Dataset records
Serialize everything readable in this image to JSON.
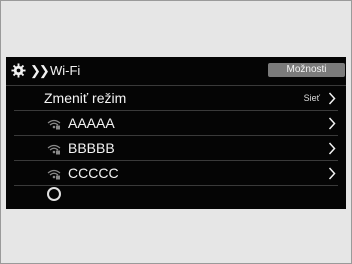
{
  "header": {
    "settings_icon": "gear-icon",
    "breadcrumb_icon": "double-chevron-right-icon",
    "title": "Wi-Fi",
    "options_label": "Možnosti"
  },
  "menu": {
    "mode_row": {
      "label": "Zmeniť režim",
      "value": "Sieť"
    },
    "networks": [
      {
        "ssid": "AAAAA",
        "icon": "wifi-lock-icon"
      },
      {
        "ssid": "BBBBB",
        "icon": "wifi-lock-icon"
      },
      {
        "ssid": "CCCCC",
        "icon": "wifi-lock-icon"
      }
    ],
    "loading_icon": "spinner-icon"
  },
  "colors": {
    "screen_background": "#050505",
    "options_button": "#7b7b7b",
    "page_background": "#e6e6e6"
  }
}
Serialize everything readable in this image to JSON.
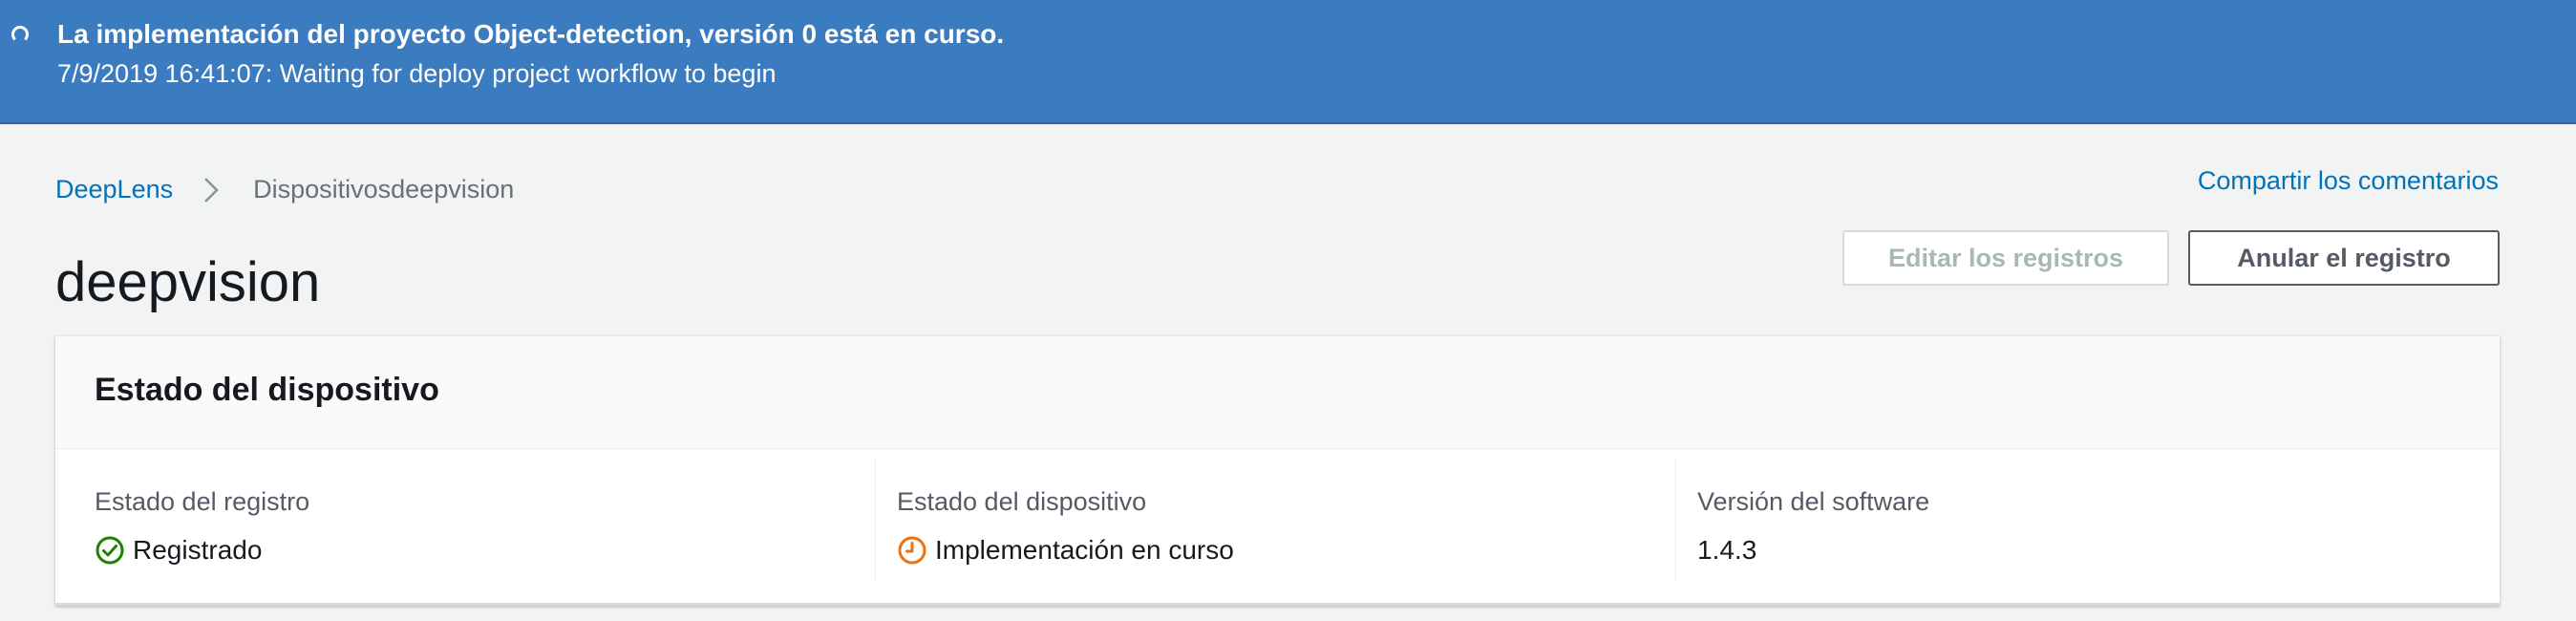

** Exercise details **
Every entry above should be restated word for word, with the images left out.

** Exercise response **
Serialize everything readable in this image to JSON.
{
  "header": {
    "settings_icon": "gear-icon",
    "breadcrumb_icon": "double-chevron-right-icon",
    "title": "Wi-Fi",
    "options_label": "Možnosti"
  },
  "menu": {
    "mode_row": {
      "label": "Zmeniť režim",
      "value": "Sieť"
    },
    "networks": [
      {
        "ssid": "AAAAA",
        "icon": "wifi-lock-icon"
      },
      {
        "ssid": "BBBBB",
        "icon": "wifi-lock-icon"
      },
      {
        "ssid": "CCCCC",
        "icon": "wifi-lock-icon"
      }
    ],
    "loading_icon": "spinner-icon"
  },
  "colors": {
    "screen_background": "#050505",
    "options_button": "#7b7b7b",
    "page_background": "#e6e6e6"
  }
}
Serialize everything readable in this image to JSON.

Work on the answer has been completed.